Work order: Could you write out the records below exactly as they appear?

=======

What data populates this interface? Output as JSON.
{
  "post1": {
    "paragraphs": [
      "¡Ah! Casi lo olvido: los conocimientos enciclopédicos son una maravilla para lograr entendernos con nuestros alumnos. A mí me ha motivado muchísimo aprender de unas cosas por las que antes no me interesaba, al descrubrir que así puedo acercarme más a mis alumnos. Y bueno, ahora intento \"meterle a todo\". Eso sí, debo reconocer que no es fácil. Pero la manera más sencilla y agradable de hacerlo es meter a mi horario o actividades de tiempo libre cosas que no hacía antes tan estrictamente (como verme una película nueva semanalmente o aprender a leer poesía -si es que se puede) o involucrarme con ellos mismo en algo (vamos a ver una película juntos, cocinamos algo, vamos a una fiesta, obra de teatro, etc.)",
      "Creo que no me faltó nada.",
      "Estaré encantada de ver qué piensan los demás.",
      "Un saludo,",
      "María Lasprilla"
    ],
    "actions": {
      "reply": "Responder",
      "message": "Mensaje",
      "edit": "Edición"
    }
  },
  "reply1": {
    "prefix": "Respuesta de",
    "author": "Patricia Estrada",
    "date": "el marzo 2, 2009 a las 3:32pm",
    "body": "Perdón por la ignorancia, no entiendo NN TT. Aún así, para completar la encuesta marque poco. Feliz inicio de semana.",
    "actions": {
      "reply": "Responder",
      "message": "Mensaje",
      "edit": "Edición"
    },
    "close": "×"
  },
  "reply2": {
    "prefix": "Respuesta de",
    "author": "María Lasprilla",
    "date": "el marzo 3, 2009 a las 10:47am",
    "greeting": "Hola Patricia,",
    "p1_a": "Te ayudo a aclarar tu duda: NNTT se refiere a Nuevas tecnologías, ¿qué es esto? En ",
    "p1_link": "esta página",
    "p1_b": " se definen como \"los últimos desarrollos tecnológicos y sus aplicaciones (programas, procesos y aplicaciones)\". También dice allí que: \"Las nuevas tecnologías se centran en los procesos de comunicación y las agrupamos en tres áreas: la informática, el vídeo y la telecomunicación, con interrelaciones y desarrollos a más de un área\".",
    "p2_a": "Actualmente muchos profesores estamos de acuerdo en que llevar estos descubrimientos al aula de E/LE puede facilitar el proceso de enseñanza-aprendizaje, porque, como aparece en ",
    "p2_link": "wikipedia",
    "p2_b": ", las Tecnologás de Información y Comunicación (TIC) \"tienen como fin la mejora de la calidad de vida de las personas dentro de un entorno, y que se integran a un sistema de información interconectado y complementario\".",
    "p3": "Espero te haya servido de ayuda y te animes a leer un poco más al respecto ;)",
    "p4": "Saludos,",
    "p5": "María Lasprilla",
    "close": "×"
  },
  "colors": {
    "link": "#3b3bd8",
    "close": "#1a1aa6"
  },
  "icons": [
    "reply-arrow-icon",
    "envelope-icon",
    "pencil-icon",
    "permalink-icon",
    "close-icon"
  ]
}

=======

Answer box:
What data populates this interface? Output as JSON.
{
  "post1": {
    "paragraphs": [
      "¡Ah! Casi lo olvido: los conocimientos enciclopédicos son una maravilla para lograr entendernos con nuestros alumnos. A mí me ha motivado muchísimo aprender de unas cosas por las que antes no me interesaba, al descrubrir que así puedo acercarme más a mis alumnos. Y bueno, ahora intento \"meterle a todo\". Eso sí, debo reconocer que no es fácil. Pero la manera más sencilla y agradable de hacerlo es meter a mi horario o actividades de tiempo libre cosas que no hacía antes tan estrictamente (como verme una película nueva semanalmente o aprender a leer poesía -si es que se puede) o involucrarme con ellos mismo en algo (vamos a ver una película juntos, cocinamos algo, vamos a una fiesta, obra de teatro, etc.)",
      "Creo que no me faltó nada.",
      "Estaré encantada de ver qué piensan los demás.",
      "Un saludo,",
      "María Lasprilla"
    ],
    "actions": {
      "reply": "Responder",
      "message": "Mensaje",
      "edit": "Edición"
    }
  },
  "reply1": {
    "prefix": "Respuesta de",
    "author": "Patricia Estrada",
    "date": "el marzo 2, 2009 a las 3:32pm",
    "body": "Perdón por la ignorancia, no entiendo NN TT. Aún así, para completar la encuesta marque poco. Feliz inicio de semana.",
    "actions": {
      "reply": "Responder",
      "message": "Mensaje",
      "edit": "Edición"
    },
    "close": "×"
  },
  "reply2": {
    "prefix": "Respuesta de",
    "author": "María Lasprilla",
    "date": "el marzo 3, 2009 a las 10:47am",
    "greeting": "Hola Patricia,",
    "p1_a": "Te ayudo a aclarar tu duda: NNTT se refiere a Nuevas tecnologías, ¿qué es esto? En ",
    "p1_link": "esta página",
    "p1_b": " se definen como \"los últimos desarrollos tecnológicos y sus aplicaciones (programas, procesos y aplicaciones)\". También dice allí que: \"Las nuevas tecnologías se centran en los procesos de comunicación y las agrupamos en tres áreas: la informática, el vídeo y la telecomunicación, con interrelaciones y desarrollos a más de un área\".",
    "p2_a": "Actualmente muchos profesores estamos de acuerdo en que llevar estos descubrimientos al aula de E/LE puede facilitar el proceso de enseñanza-aprendizaje, porque, como aparece en ",
    "p2_link": "wikipedia",
    "p2_b": ", las Tecnologás de Información y Comunicación (TIC) \"tienen como fin la mejora de la calidad de vida de las personas dentro de un entorno, y que se integran a un sistema de información interconectado y complementario\".",
    "p3": "Espero te haya servido de ayuda y te animes a leer un poco más al respecto ;)",
    "p4": "Saludos,",
    "p5": "María Lasprilla",
    "close": "×"
  },
  "colors": {
    "link": "#3b3bd8",
    "close": "#1a1aa6"
  },
  "icons": [
    "reply-arrow-icon",
    "envelope-icon",
    "pencil-icon",
    "permalink-icon",
    "close-icon"
  ]
}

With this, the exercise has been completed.